▶ _PROBLEM STATEMENT_
Only lines with the word "spotted" belong in the answer; copy them from the records below.

━━━━━ EXTRACTED ENTRIES ━━━━━

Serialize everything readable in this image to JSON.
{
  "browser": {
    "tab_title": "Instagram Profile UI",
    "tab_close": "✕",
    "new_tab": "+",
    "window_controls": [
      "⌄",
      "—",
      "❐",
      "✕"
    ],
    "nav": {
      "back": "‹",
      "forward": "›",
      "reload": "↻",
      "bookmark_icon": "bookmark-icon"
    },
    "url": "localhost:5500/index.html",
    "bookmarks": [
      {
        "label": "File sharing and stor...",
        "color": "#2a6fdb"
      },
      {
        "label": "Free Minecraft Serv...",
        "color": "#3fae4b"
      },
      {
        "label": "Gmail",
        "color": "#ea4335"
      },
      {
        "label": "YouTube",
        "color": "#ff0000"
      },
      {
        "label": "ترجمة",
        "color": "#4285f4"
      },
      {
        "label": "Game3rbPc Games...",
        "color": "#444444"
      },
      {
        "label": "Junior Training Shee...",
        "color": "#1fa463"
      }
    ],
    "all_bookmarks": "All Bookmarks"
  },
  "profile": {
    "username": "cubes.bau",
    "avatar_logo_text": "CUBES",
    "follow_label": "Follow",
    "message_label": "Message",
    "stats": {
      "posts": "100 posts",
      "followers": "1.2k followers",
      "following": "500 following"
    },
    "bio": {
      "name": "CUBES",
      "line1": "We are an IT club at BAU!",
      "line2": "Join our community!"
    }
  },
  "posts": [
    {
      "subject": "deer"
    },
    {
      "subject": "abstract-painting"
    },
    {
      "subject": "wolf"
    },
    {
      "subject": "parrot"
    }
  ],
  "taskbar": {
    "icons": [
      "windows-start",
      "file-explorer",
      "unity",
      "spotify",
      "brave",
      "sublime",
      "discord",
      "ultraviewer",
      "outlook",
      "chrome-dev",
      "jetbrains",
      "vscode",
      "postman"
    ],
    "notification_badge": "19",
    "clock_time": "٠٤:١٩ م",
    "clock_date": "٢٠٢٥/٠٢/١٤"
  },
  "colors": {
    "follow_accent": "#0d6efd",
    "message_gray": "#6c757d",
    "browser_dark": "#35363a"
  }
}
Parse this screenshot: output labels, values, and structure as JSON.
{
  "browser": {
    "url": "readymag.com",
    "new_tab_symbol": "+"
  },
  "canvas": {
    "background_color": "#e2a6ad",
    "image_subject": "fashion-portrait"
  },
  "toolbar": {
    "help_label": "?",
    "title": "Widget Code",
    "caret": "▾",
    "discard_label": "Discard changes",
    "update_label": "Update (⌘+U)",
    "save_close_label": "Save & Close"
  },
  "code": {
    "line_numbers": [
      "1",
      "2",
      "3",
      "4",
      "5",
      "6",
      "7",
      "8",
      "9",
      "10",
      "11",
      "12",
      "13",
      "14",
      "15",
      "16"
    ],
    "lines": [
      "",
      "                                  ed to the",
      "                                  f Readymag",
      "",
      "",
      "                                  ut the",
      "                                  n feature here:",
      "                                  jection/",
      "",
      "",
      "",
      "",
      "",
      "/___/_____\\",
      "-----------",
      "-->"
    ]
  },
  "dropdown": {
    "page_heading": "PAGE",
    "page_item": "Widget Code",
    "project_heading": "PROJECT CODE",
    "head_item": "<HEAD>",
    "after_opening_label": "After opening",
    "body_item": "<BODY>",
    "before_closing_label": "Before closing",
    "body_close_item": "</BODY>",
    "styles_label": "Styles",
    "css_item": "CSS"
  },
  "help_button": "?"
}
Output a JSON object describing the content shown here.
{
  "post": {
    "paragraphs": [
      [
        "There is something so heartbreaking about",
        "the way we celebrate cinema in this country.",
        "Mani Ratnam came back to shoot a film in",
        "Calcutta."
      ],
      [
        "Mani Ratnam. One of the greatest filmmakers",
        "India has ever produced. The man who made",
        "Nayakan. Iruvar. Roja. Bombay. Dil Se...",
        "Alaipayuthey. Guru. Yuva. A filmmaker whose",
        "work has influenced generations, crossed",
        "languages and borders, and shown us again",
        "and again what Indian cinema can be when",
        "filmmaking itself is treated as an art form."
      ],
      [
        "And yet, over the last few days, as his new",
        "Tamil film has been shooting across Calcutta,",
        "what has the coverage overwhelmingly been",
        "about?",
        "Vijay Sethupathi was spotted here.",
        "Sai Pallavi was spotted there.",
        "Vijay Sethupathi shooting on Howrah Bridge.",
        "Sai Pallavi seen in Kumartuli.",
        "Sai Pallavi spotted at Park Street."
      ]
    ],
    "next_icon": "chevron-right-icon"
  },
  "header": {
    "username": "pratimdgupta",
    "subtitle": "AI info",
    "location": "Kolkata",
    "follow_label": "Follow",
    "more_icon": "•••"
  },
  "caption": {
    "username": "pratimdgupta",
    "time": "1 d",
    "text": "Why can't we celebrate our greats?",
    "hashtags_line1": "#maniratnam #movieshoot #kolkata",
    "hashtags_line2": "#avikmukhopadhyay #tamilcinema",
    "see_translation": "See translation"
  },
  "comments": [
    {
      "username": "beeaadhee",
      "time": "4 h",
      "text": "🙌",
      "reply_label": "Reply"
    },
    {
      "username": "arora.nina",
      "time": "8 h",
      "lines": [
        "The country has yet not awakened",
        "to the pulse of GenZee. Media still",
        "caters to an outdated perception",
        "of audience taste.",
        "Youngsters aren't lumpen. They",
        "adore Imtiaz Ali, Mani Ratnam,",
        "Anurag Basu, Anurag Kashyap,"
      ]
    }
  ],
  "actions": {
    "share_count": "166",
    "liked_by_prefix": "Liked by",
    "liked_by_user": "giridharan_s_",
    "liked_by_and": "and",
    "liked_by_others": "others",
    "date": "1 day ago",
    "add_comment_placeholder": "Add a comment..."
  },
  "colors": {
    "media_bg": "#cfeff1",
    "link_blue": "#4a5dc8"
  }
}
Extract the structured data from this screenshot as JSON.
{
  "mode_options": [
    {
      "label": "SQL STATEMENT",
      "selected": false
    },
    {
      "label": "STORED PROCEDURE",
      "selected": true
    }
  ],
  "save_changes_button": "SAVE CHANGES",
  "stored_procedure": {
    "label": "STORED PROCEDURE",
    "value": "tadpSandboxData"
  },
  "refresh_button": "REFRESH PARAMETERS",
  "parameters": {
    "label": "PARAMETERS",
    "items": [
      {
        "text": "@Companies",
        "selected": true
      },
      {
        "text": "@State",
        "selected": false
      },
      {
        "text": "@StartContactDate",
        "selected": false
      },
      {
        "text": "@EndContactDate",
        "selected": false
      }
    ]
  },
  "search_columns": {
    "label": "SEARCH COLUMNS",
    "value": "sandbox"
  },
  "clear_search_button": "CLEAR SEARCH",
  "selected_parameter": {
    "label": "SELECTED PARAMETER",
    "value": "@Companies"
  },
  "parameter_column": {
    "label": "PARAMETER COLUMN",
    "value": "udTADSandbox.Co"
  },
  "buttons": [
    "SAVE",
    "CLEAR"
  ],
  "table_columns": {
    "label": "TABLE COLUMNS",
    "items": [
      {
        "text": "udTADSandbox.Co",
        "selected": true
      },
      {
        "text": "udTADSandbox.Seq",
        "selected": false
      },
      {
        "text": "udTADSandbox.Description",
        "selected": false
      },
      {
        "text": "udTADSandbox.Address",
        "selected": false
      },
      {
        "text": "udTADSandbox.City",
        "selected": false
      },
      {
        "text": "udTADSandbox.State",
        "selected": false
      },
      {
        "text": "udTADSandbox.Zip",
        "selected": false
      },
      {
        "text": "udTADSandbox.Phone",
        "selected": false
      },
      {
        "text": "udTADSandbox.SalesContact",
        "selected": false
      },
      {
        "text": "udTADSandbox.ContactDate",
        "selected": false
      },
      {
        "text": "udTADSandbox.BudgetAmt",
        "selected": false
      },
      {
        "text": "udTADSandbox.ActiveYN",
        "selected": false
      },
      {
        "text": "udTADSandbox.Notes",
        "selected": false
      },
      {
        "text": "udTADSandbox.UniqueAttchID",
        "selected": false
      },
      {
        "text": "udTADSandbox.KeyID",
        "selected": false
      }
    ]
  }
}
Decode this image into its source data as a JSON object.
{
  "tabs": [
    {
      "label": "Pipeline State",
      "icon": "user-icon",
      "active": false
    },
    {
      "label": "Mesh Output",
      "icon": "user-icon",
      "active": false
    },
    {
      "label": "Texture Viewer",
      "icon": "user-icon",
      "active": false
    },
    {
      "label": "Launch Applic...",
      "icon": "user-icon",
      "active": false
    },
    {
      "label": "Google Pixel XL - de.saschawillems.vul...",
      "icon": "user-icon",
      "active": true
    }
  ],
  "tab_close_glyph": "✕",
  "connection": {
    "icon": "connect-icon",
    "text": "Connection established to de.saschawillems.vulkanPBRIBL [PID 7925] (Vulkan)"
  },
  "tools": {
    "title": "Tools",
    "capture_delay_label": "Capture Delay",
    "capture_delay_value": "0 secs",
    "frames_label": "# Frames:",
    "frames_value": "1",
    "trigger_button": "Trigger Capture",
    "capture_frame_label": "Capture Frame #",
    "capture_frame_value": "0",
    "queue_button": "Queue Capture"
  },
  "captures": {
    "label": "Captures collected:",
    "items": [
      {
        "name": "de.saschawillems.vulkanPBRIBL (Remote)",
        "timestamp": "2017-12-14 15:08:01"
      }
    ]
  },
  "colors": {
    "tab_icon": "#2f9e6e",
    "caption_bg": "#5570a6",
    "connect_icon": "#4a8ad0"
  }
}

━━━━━

▶ _TASK ANSWER_
        "Vijay Sethupathi was spotted here.",
        "Sai Pallavi was spotted there.",
        "Sai Pallavi spotted at Park Street."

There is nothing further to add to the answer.